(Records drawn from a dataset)
----------------

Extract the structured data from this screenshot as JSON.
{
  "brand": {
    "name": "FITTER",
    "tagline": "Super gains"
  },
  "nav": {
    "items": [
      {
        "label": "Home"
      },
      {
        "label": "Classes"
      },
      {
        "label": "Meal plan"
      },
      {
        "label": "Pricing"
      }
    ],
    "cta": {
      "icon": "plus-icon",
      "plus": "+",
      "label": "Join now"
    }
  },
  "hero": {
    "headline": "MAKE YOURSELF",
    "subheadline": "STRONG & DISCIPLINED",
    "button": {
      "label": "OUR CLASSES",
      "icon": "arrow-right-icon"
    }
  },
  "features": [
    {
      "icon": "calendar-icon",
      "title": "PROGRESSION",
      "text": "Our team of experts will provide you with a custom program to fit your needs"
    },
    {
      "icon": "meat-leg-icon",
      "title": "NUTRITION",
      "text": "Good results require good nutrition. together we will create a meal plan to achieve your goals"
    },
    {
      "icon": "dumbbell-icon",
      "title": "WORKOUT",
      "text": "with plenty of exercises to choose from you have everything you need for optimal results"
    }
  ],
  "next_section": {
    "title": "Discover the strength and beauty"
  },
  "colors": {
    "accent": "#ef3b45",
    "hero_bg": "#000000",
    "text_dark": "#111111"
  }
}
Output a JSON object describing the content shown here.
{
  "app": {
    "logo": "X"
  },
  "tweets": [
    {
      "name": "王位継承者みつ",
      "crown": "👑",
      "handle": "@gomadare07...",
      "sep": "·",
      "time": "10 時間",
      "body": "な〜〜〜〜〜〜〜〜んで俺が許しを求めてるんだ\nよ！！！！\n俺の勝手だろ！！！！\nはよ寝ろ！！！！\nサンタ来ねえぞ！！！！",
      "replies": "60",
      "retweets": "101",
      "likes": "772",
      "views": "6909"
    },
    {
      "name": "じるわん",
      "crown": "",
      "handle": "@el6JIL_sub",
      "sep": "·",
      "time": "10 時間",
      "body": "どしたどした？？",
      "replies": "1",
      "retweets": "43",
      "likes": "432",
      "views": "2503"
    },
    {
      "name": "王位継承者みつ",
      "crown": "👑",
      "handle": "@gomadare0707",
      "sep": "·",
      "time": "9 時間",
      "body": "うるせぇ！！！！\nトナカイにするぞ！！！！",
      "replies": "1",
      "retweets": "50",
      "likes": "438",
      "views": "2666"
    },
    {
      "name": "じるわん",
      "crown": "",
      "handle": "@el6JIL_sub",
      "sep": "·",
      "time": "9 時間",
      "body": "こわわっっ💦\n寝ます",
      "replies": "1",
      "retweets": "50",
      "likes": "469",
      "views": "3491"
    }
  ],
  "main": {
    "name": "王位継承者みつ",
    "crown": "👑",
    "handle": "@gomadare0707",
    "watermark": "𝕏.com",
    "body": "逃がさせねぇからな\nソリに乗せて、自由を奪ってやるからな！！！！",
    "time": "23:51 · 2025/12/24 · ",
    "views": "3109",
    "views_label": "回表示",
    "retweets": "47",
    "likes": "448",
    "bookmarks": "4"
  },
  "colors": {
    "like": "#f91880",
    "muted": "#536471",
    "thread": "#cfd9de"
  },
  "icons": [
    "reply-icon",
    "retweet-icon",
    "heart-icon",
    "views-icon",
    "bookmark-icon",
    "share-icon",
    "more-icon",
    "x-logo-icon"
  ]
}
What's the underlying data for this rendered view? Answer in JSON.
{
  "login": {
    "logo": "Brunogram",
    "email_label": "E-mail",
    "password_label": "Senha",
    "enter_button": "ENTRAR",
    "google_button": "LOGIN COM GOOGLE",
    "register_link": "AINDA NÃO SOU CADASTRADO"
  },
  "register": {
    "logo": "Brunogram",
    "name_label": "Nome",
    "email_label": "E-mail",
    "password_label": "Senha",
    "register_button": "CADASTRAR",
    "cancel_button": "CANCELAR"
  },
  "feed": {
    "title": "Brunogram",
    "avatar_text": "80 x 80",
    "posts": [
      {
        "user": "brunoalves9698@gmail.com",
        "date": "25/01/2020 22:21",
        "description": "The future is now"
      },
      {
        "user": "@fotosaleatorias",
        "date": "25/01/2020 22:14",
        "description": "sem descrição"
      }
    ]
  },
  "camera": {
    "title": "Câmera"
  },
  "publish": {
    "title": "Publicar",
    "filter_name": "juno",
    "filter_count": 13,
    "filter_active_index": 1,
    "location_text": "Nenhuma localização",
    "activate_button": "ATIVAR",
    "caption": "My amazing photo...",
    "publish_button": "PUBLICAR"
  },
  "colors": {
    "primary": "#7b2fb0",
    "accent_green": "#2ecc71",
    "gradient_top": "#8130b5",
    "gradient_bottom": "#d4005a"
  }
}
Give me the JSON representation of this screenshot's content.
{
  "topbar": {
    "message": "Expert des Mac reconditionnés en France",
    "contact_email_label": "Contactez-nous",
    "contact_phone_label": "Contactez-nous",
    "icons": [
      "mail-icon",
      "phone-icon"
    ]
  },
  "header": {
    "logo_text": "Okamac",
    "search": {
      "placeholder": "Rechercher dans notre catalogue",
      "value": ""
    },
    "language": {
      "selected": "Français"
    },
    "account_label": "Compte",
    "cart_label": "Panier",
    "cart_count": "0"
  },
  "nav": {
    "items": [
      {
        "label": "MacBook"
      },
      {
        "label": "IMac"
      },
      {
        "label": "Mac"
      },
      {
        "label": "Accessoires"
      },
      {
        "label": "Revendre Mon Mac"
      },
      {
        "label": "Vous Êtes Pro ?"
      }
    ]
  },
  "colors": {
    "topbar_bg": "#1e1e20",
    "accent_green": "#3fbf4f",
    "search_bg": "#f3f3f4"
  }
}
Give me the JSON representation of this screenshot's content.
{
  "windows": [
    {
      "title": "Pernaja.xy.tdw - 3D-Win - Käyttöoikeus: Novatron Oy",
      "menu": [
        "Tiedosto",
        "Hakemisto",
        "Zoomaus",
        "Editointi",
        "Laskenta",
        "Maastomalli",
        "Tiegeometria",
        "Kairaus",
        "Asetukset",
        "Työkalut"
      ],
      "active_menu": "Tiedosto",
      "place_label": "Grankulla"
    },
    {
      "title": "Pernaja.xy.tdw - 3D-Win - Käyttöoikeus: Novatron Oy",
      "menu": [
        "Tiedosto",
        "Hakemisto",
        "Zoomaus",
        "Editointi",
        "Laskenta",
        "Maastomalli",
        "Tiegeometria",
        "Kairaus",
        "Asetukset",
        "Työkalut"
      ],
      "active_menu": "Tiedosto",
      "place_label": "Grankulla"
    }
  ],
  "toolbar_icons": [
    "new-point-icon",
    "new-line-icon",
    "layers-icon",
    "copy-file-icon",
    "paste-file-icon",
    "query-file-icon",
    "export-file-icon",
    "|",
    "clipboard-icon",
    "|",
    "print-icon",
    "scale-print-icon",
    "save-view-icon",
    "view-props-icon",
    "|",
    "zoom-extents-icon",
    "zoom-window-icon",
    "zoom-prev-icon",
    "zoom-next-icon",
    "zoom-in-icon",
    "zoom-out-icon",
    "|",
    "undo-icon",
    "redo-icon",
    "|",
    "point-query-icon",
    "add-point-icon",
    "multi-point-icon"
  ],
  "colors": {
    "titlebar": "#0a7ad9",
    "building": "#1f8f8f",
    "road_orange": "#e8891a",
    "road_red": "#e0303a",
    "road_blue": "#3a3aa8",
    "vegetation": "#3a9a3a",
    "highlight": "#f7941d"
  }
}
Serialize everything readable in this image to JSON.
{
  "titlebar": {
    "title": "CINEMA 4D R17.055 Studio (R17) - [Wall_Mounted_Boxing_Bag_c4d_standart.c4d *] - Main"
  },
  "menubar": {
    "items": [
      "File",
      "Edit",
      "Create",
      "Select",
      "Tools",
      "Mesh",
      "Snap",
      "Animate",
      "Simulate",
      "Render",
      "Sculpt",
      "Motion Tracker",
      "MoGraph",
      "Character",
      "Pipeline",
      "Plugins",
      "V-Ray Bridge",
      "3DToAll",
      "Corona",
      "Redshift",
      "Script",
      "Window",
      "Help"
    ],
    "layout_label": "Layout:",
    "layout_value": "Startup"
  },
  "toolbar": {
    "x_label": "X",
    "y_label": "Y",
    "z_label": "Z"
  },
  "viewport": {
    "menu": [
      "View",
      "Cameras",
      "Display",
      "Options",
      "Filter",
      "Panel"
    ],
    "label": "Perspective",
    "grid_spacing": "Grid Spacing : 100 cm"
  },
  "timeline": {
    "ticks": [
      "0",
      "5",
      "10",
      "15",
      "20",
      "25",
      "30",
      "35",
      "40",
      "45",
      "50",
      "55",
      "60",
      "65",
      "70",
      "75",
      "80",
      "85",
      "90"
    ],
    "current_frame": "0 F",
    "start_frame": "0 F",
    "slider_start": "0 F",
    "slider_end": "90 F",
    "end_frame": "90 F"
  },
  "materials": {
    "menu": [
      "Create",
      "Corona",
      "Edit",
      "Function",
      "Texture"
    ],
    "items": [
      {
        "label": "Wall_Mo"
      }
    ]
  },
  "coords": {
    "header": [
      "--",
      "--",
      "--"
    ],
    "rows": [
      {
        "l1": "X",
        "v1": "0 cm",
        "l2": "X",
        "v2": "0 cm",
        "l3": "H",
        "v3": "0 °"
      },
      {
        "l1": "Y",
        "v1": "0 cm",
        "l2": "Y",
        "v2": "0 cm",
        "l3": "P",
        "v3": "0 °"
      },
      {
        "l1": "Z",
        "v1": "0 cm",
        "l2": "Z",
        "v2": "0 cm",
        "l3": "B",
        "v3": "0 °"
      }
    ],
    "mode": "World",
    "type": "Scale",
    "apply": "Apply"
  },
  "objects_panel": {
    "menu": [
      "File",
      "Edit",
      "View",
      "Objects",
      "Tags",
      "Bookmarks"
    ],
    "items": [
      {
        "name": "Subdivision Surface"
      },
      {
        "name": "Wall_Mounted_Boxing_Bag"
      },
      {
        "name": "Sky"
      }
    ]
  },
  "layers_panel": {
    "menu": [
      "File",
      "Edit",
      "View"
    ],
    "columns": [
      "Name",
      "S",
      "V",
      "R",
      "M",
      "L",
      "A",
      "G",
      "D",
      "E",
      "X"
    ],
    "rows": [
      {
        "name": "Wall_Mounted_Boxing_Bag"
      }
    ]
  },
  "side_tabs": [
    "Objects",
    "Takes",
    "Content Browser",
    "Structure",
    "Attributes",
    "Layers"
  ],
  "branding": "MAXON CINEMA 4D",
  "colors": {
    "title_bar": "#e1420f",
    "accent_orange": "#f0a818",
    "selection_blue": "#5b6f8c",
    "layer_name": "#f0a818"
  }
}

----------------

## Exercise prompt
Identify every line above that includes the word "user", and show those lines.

## Task response
        "user": "brunoalves9698@gmail.com",
        "user": "@fotosaleatorias",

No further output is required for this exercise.